▸ YOUR INSTRUCTIONS
Look through the listing and report every line that has "rating" in it.
*** AVAILABLE DATA Section Begins ***
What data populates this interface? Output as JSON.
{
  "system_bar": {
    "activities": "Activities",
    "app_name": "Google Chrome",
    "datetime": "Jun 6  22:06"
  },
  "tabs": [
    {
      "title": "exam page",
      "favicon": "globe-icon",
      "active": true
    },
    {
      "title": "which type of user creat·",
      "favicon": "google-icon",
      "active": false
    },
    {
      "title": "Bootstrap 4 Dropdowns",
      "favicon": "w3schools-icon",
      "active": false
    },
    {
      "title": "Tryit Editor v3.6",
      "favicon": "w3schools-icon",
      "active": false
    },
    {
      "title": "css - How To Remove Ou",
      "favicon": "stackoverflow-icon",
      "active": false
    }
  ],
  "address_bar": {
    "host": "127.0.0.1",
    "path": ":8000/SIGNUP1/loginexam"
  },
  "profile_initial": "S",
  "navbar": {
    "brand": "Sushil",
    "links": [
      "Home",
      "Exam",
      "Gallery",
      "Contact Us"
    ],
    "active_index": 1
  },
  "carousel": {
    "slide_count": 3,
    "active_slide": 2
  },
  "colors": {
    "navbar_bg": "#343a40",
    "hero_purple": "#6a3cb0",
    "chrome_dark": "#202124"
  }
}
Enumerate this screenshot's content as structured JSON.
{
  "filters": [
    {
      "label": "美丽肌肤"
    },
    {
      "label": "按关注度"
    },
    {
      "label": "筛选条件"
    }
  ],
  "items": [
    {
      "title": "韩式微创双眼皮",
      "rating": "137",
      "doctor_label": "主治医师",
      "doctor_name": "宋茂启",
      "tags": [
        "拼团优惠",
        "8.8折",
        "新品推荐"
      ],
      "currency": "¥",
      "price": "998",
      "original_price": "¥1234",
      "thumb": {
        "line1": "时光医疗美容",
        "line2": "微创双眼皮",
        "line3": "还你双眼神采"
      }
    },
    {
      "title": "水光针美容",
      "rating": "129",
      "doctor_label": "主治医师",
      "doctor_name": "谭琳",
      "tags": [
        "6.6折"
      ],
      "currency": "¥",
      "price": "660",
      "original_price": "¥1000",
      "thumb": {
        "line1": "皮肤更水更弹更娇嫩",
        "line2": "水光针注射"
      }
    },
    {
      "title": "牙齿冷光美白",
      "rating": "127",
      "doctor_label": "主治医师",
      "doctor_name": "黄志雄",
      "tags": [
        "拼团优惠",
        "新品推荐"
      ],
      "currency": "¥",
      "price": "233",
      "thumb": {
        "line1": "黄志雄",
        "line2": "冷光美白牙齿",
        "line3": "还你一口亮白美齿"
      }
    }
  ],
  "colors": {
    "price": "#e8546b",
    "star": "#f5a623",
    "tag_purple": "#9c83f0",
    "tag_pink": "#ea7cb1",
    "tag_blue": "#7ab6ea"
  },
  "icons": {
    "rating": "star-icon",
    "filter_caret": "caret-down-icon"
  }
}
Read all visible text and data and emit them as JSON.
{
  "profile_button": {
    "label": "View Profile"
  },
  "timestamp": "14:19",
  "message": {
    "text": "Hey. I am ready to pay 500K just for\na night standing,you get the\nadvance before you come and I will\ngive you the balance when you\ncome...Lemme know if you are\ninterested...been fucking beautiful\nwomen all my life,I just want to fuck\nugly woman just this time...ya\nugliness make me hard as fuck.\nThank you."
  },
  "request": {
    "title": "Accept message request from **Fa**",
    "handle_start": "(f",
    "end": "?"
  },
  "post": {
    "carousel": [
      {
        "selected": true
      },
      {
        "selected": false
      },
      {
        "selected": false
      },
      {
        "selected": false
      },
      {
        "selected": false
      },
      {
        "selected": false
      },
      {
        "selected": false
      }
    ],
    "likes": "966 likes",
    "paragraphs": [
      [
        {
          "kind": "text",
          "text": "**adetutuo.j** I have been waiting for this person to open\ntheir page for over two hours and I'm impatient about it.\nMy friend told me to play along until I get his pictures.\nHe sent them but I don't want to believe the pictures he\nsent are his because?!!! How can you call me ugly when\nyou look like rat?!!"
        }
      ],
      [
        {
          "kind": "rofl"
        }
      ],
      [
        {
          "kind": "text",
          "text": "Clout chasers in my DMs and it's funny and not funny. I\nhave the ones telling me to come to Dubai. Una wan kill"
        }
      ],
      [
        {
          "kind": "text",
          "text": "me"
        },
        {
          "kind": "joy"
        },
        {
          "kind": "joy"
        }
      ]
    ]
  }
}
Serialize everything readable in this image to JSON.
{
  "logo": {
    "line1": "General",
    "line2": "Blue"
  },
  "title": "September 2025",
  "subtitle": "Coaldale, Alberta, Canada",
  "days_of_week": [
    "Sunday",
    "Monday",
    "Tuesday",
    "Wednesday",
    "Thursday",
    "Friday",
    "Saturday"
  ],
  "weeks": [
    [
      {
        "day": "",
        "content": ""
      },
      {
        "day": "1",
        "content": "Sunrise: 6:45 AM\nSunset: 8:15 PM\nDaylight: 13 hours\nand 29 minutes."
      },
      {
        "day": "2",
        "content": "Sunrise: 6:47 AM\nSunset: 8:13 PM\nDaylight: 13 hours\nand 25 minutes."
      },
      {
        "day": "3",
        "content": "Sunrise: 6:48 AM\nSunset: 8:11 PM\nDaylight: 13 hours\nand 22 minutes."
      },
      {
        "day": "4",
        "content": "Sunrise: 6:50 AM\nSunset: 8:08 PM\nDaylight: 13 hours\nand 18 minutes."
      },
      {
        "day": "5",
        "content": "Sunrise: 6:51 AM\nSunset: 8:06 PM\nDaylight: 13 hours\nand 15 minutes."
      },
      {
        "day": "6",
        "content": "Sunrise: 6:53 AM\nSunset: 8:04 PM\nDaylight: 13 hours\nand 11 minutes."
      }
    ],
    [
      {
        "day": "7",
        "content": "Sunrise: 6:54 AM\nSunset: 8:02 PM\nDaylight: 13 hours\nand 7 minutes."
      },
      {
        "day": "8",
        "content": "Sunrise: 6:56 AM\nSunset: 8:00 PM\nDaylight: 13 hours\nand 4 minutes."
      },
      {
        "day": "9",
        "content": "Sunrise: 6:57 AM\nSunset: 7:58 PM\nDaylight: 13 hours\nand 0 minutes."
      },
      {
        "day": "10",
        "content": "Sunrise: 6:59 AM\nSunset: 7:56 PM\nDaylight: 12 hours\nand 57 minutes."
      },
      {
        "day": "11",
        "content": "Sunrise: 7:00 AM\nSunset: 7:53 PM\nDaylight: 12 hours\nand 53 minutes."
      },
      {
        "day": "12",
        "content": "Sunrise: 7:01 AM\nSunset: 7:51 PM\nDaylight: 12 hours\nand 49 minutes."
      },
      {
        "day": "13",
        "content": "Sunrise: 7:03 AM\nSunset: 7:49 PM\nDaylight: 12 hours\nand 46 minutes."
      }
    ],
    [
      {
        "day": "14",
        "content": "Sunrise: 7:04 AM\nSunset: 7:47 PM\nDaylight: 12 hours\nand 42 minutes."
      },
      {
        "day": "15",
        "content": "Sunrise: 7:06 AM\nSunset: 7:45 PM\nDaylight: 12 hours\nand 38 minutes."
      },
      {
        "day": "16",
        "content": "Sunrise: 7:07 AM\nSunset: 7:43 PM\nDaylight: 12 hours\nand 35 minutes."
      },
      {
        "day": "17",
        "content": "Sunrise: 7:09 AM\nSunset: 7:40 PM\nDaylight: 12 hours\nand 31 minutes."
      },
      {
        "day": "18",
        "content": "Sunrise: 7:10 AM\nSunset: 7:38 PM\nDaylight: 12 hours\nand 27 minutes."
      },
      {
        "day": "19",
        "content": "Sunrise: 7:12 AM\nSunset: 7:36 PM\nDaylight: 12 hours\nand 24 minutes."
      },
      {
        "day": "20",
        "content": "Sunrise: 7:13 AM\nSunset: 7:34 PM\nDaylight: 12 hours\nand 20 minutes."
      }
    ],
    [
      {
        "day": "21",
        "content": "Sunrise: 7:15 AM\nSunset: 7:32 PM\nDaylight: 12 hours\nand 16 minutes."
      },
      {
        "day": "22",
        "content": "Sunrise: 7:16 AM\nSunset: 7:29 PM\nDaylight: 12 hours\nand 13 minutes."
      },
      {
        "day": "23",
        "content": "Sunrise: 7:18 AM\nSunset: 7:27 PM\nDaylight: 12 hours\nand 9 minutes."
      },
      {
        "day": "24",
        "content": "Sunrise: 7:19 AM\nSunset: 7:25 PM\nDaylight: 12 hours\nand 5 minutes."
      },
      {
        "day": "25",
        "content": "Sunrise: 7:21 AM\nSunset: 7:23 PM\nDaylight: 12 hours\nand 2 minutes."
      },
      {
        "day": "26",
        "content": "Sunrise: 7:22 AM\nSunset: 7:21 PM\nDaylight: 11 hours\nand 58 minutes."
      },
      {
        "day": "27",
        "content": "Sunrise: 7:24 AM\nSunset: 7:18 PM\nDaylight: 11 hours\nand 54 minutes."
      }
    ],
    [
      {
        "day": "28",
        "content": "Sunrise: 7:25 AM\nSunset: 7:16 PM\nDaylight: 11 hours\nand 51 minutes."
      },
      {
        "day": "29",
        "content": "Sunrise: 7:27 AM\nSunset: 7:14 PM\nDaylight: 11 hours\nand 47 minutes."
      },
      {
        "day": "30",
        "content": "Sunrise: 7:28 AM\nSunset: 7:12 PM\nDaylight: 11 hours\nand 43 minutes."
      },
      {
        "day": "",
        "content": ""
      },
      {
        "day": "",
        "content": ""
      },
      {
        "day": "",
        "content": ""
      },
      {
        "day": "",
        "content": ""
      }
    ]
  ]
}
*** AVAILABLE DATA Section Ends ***
▸ EXERCISE SOLUTION
      "rating": "137",
      "rating": "129",
      "rating": "127",
    "rating": "star-icon",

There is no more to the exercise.